## PROBLEM REQUIREMENTS
Apart from the pictures, write out all the records exactly.
(PROVIDED RECORDS begins)
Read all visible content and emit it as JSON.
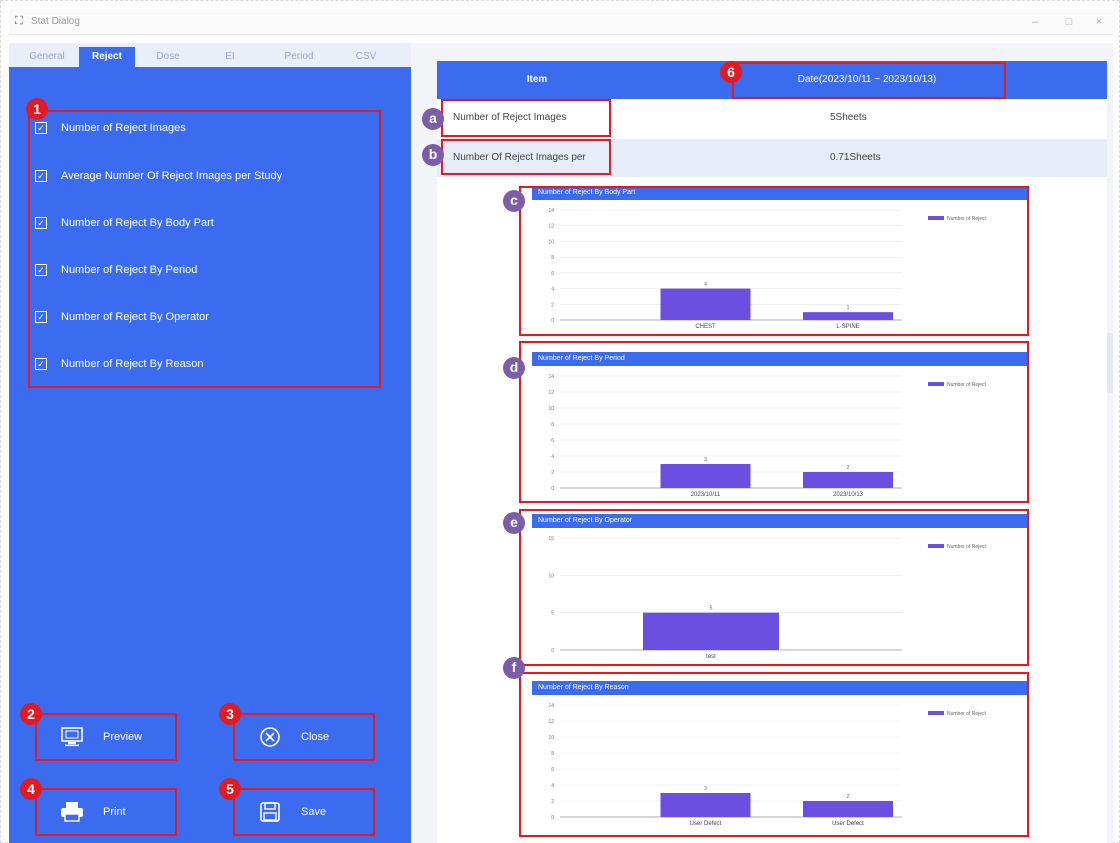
{
  "window": {
    "title": "Stat Dialog",
    "minimize": "–",
    "maximize": "□",
    "close": "×"
  },
  "tabs": [
    {
      "label": "General",
      "active": false
    },
    {
      "label": "Reject",
      "active": true
    },
    {
      "label": "Dose",
      "active": false
    },
    {
      "label": "EI",
      "active": false
    },
    {
      "label": "Period",
      "active": false
    },
    {
      "label": "CSV",
      "active": false
    }
  ],
  "options": [
    {
      "label": "Number of Reject Images",
      "checked": true
    },
    {
      "label": "Average Number Of Reject Images per Study",
      "checked": true
    },
    {
      "label": "Number of Reject By Body Part",
      "checked": true
    },
    {
      "label": "Number of Reject By Period",
      "checked": true
    },
    {
      "label": "Number of Reject By Operator",
      "checked": true
    },
    {
      "label": "Number of Reject By Reason",
      "checked": true
    }
  ],
  "buttons": {
    "preview": "Preview",
    "close": "Close",
    "print": "Print",
    "save": "Save"
  },
  "badges": {
    "options": "1",
    "preview": "2",
    "close": "3",
    "print": "4",
    "save": "5",
    "date": "6",
    "a": "a",
    "b": "b",
    "c": "c",
    "d": "d",
    "e": "e",
    "f": "f"
  },
  "report": {
    "header_item": "Item",
    "header_date": "Date(2023/10/11 ~ 2023/10/13)",
    "rows": [
      {
        "label": "Number of Reject Images",
        "value": "5Sheets"
      },
      {
        "label": "Number Of Reject Images per",
        "value": "0.71Sheets"
      }
    ]
  },
  "colors": {
    "accent": "#3b6cf0",
    "bar": "#6a4fe0",
    "highlight": "#e01b24",
    "step_badge": "#7b5ea7"
  },
  "chart_data": [
    {
      "type": "bar",
      "title": "Number of Reject By Body Part",
      "categories": [
        "CHEST",
        "L-SPINE"
      ],
      "series": [
        {
          "name": "Number of Reject",
          "values": [
            4,
            1
          ]
        }
      ],
      "value_labels": [
        "4",
        "1"
      ],
      "ylim": [
        0,
        14
      ],
      "yticks": [
        0,
        2,
        4,
        6,
        8,
        10,
        12,
        14
      ],
      "legend": "top-right"
    },
    {
      "type": "bar",
      "title": "Number of Reject By Period",
      "categories": [
        "2023/10/11",
        "2023/10/13"
      ],
      "series": [
        {
          "name": "Number of Reject",
          "values": [
            3,
            2
          ]
        }
      ],
      "value_labels": [
        "3",
        "2"
      ],
      "ylim": [
        0,
        14
      ],
      "yticks": [
        0,
        2,
        4,
        6,
        8,
        10,
        12,
        14
      ],
      "legend": "top-right"
    },
    {
      "type": "bar",
      "title": "Number of Reject By Operator",
      "categories": [
        "test"
      ],
      "series": [
        {
          "name": "Number of Reject",
          "values": [
            5
          ]
        }
      ],
      "value_labels": [
        "5"
      ],
      "ylim": [
        0,
        15
      ],
      "yticks": [
        0,
        5,
        10,
        15
      ],
      "legend": "top-right"
    },
    {
      "type": "bar",
      "title": "Number of Reject By Reason",
      "categories": [
        "User Defect",
        "User Defect"
      ],
      "series": [
        {
          "name": "Number of Reject",
          "values": [
            3,
            2
          ]
        }
      ],
      "value_labels": [
        "3",
        "2"
      ],
      "ylim": [
        0,
        14
      ],
      "yticks": [
        0,
        2,
        4,
        6,
        8,
        10,
        12,
        14
      ],
      "legend": "top-right"
    }
  ]
}
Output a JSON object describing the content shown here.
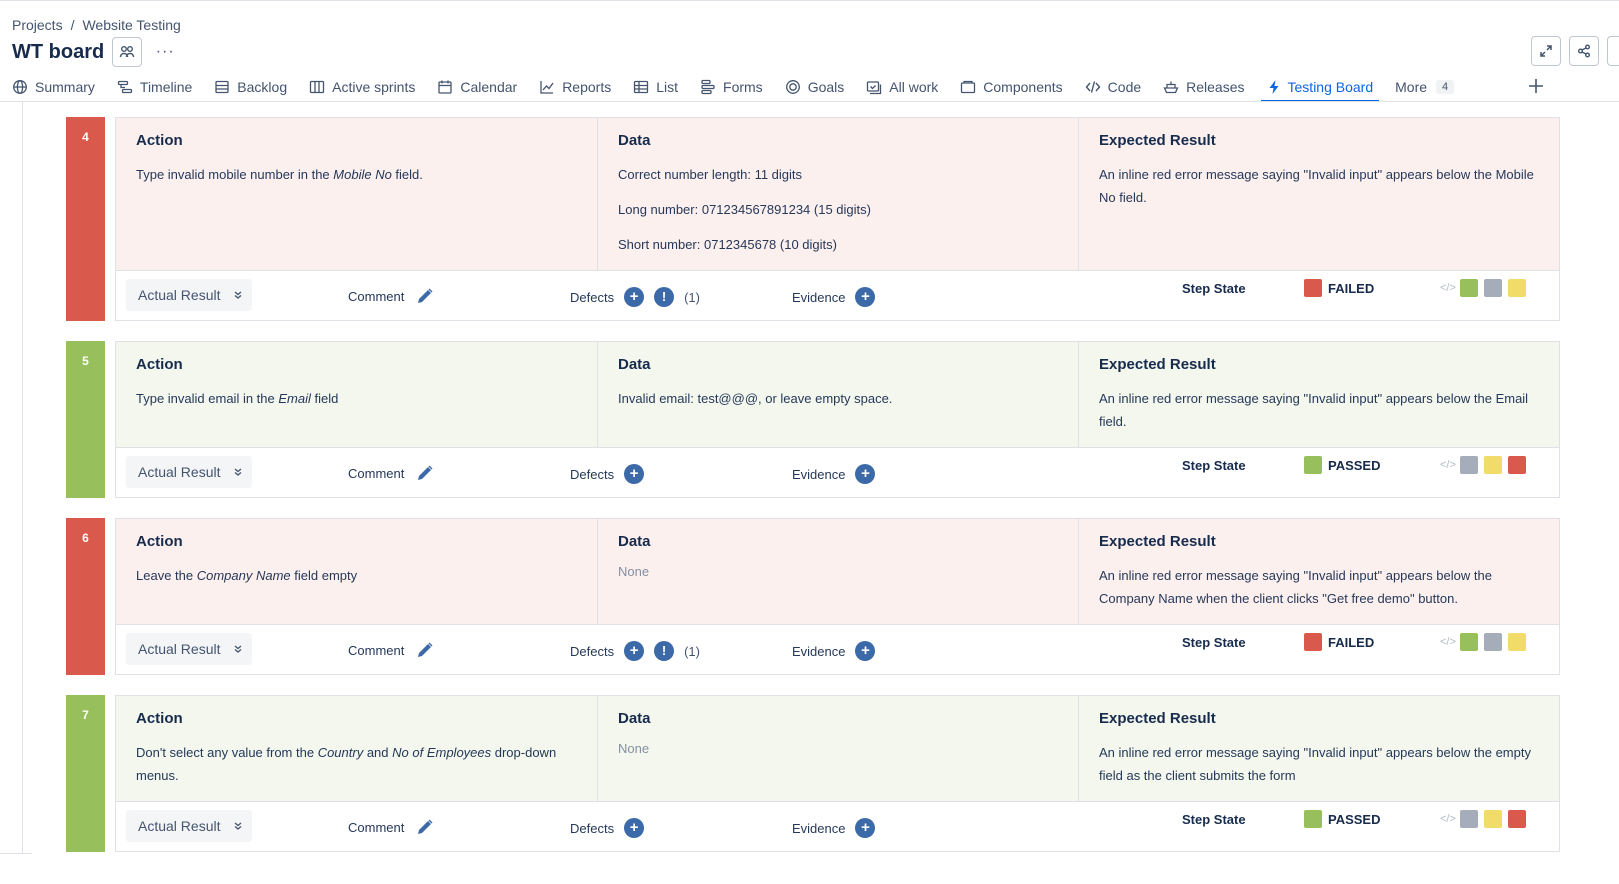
{
  "breadcrumb": {
    "projects": "Projects",
    "separator": "/",
    "current": "Website Testing"
  },
  "header": {
    "title": "WT board",
    "more": "···"
  },
  "tabs": [
    {
      "label": "Summary",
      "icon": "globe-icon"
    },
    {
      "label": "Timeline",
      "icon": "timeline-icon"
    },
    {
      "label": "Backlog",
      "icon": "backlog-icon"
    },
    {
      "label": "Active sprints",
      "icon": "board-icon"
    },
    {
      "label": "Calendar",
      "icon": "calendar-icon"
    },
    {
      "label": "Reports",
      "icon": "chart-line-icon"
    },
    {
      "label": "List",
      "icon": "table-icon"
    },
    {
      "label": "Forms",
      "icon": "forms-icon"
    },
    {
      "label": "Goals",
      "icon": "target-icon"
    },
    {
      "label": "All work",
      "icon": "all-work-icon"
    },
    {
      "label": "Components",
      "icon": "component-icon"
    },
    {
      "label": "Code",
      "icon": "code-icon"
    },
    {
      "label": "Releases",
      "icon": "ship-icon"
    },
    {
      "label": "Testing Board",
      "icon": "lightning-icon",
      "active": true
    },
    {
      "label": "More",
      "count": "4"
    }
  ],
  "labels": {
    "action": "Action",
    "data": "Data",
    "expected": "Expected Result",
    "actual_result": "Actual Result",
    "comment": "Comment",
    "defects": "Defects",
    "evidence": "Evidence",
    "step_state": "Step State",
    "none": "None",
    "plus": "+",
    "exclaim": "!"
  },
  "colors": {
    "failed": "#d9594c",
    "passed": "#97c05c",
    "blocked": "#a5adba",
    "pending": "#f1dc6a",
    "accent": "#0c66e4"
  },
  "steps": [
    {
      "number": "4",
      "status": "FAILED",
      "action_pre": "Type invalid mobile number in the ",
      "action_em": "Mobile No",
      "action_post": " field.",
      "data_lines": [
        "Correct number length: 11 digits",
        "Long number: 071234567891234 (15 digits)",
        "Short number: 0712345678 (10 digits)"
      ],
      "expected": "An inline red error message saying \"Invalid input\" appears below the Mobile No field.",
      "defect_count": "(1)"
    },
    {
      "number": "5",
      "status": "PASSED",
      "action_pre": "Type invalid email in the ",
      "action_em": "Email",
      "action_post": " field",
      "data_lines": [
        "Invalid email: test@@@, or leave empty space."
      ],
      "expected": "An inline red error message saying \"Invalid input\" appears below the Email field.",
      "defect_count": ""
    },
    {
      "number": "6",
      "status": "FAILED",
      "action_pre": "Leave the ",
      "action_em": "Company Name",
      "action_post": " field empty",
      "data_lines": [],
      "expected": "An inline red error message saying \"Invalid input\" appears below the Company Name when the client clicks \"Get free demo\" button.",
      "defect_count": "(1)"
    },
    {
      "number": "7",
      "status": "PASSED",
      "action_pre": "Don't select any value from the ",
      "action_em": "Country",
      "action_mid": " and ",
      "action_em2": "No of Employees",
      "action_post": " drop-down menus.",
      "data_lines": [],
      "expected": "An inline red error message saying \"Invalid input\" appears below the empty field as the client submits the form",
      "defect_count": ""
    }
  ]
}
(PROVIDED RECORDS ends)
## ANSWER FOR THIS EXERCISE
Read all visible content and emit it as JSON.
{
  "window": {
    "title": "Stat Dialog",
    "minimize": "–",
    "maximize": "□",
    "close": "×"
  },
  "tabs": [
    {
      "label": "General",
      "active": false
    },
    {
      "label": "Reject",
      "active": true
    },
    {
      "label": "Dose",
      "active": false
    },
    {
      "label": "EI",
      "active": false
    },
    {
      "label": "Period",
      "active": false
    },
    {
      "label": "CSV",
      "active": false
    }
  ],
  "options": [
    {
      "label": "Number of Reject Images",
      "checked": true
    },
    {
      "label": "Average Number Of Reject Images per Study",
      "checked": true
    },
    {
      "label": "Number of Reject By Body Part",
      "checked": true
    },
    {
      "label": "Number of Reject By Period",
      "checked": true
    },
    {
      "label": "Number of Reject By Operator",
      "checked": true
    },
    {
      "label": "Number of Reject By Reason",
      "checked": true
    }
  ],
  "buttons": {
    "preview": "Preview",
    "close": "Close",
    "print": "Print",
    "save": "Save"
  },
  "badges": {
    "options": "1",
    "preview": "2",
    "close": "3",
    "print": "4",
    "save": "5",
    "date": "6",
    "a": "a",
    "b": "b",
    "c": "c",
    "d": "d",
    "e": "e",
    "f": "f"
  },
  "report": {
    "header_item": "Item",
    "header_date": "Date(2023/10/11 ~ 2023/10/13)",
    "rows": [
      {
        "label": "Number of Reject Images",
        "value": "5Sheets"
      },
      {
        "label": "Number Of Reject Images per",
        "value": "0.71Sheets"
      }
    ]
  },
  "colors": {
    "accent": "#3b6cf0",
    "bar": "#6a4fe0",
    "highlight": "#e01b24",
    "step_badge": "#7b5ea7"
  },
  "chart_data": [
    {
      "type": "bar",
      "title": "Number of Reject By Body Part",
      "categories": [
        "CHEST",
        "L-SPINE"
      ],
      "series": [
        {
          "name": "Number of Reject",
          "values": [
            4,
            1
          ]
        }
      ],
      "value_labels": [
        "4",
        "1"
      ],
      "ylim": [
        0,
        14
      ],
      "yticks": [
        0,
        2,
        4,
        6,
        8,
        10,
        12,
        14
      ],
      "legend": "top-right"
    },
    {
      "type": "bar",
      "title": "Number of Reject By Period",
      "categories": [
        "2023/10/11",
        "2023/10/13"
      ],
      "series": [
        {
          "name": "Number of Reject",
          "values": [
            3,
            2
          ]
        }
      ],
      "value_labels": [
        "3",
        "2"
      ],
      "ylim": [
        0,
        14
      ],
      "yticks": [
        0,
        2,
        4,
        6,
        8,
        10,
        12,
        14
      ],
      "legend": "top-right"
    },
    {
      "type": "bar",
      "title": "Number of Reject By Operator",
      "categories": [
        "test"
      ],
      "series": [
        {
          "name": "Number of Reject",
          "values": [
            5
          ]
        }
      ],
      "value_labels": [
        "5"
      ],
      "ylim": [
        0,
        15
      ],
      "yticks": [
        0,
        5,
        10,
        15
      ],
      "legend": "top-right"
    },
    {
      "type": "bar",
      "title": "Number of Reject By Reason",
      "categories": [
        "User Defect",
        "User Defect"
      ],
      "series": [
        {
          "name": "Number of Reject",
          "values": [
            3,
            2
          ]
        }
      ],
      "value_labels": [
        "3",
        "2"
      ],
      "ylim": [
        0,
        14
      ],
      "yticks": [
        0,
        2,
        4,
        6,
        8,
        10,
        12,
        14
      ],
      "legend": "top-right"
    }
  ]
}
Output a JSON object describing the content shown here.
{
  "breadcrumb": {
    "projects": "Projects",
    "separator": "/",
    "current": "Website Testing"
  },
  "header": {
    "title": "WT board",
    "more": "···"
  },
  "tabs": [
    {
      "label": "Summary",
      "icon": "globe-icon"
    },
    {
      "label": "Timeline",
      "icon": "timeline-icon"
    },
    {
      "label": "Backlog",
      "icon": "backlog-icon"
    },
    {
      "label": "Active sprints",
      "icon": "board-icon"
    },
    {
      "label": "Calendar",
      "icon": "calendar-icon"
    },
    {
      "label": "Reports",
      "icon": "chart-line-icon"
    },
    {
      "label": "List",
      "icon": "table-icon"
    },
    {
      "label": "Forms",
      "icon": "forms-icon"
    },
    {
      "label": "Goals",
      "icon": "target-icon"
    },
    {
      "label": "All work",
      "icon": "all-work-icon"
    },
    {
      "label": "Components",
      "icon": "component-icon"
    },
    {
      "label": "Code",
      "icon": "code-icon"
    },
    {
      "label": "Releases",
      "icon": "ship-icon"
    },
    {
      "label": "Testing Board",
      "icon": "lightning-icon",
      "active": true
    },
    {
      "label": "More",
      "count": "4"
    }
  ],
  "labels": {
    "action": "Action",
    "data": "Data",
    "expected": "Expected Result",
    "actual_result": "Actual Result",
    "comment": "Comment",
    "defects": "Defects",
    "evidence": "Evidence",
    "step_state": "Step State",
    "none": "None",
    "plus": "+",
    "exclaim": "!"
  },
  "colors": {
    "failed": "#d9594c",
    "passed": "#97c05c",
    "blocked": "#a5adba",
    "pending": "#f1dc6a",
    "accent": "#0c66e4"
  },
  "steps": [
    {
      "number": "4",
      "status": "FAILED",
      "action_pre": "Type invalid mobile number in the ",
      "action_em": "Mobile No",
      "action_post": " field.",
      "data_lines": [
        "Correct number length: 11 digits",
        "Long number: 071234567891234 (15 digits)",
        "Short number: 0712345678 (10 digits)"
      ],
      "expected": "An inline red error message saying \"Invalid input\" appears below the Mobile No field.",
      "defect_count": "(1)"
    },
    {
      "number": "5",
      "status": "PASSED",
      "action_pre": "Type invalid email in the ",
      "action_em": "Email",
      "action_post": " field",
      "data_lines": [
        "Invalid email: test@@@, or leave empty space."
      ],
      "expected": "An inline red error message saying \"Invalid input\" appears below the Email field.",
      "defect_count": ""
    },
    {
      "number": "6",
      "status": "FAILED",
      "action_pre": "Leave the ",
      "action_em": "Company Name",
      "action_post": " field empty",
      "data_lines": [],
      "expected": "An inline red error message saying \"Invalid input\" appears below the Company Name when the client clicks \"Get free demo\" button.",
      "defect_count": "(1)"
    },
    {
      "number": "7",
      "status": "PASSED",
      "action_pre": "Don't select any value from the ",
      "action_em": "Country",
      "action_mid": " and ",
      "action_em2": "No of Employees",
      "action_post": " drop-down menus.",
      "data_lines": [],
      "expected": "An inline red error message saying \"Invalid input\" appears below the empty field as the client submits the form",
      "defect_count": ""
    }
  ]
}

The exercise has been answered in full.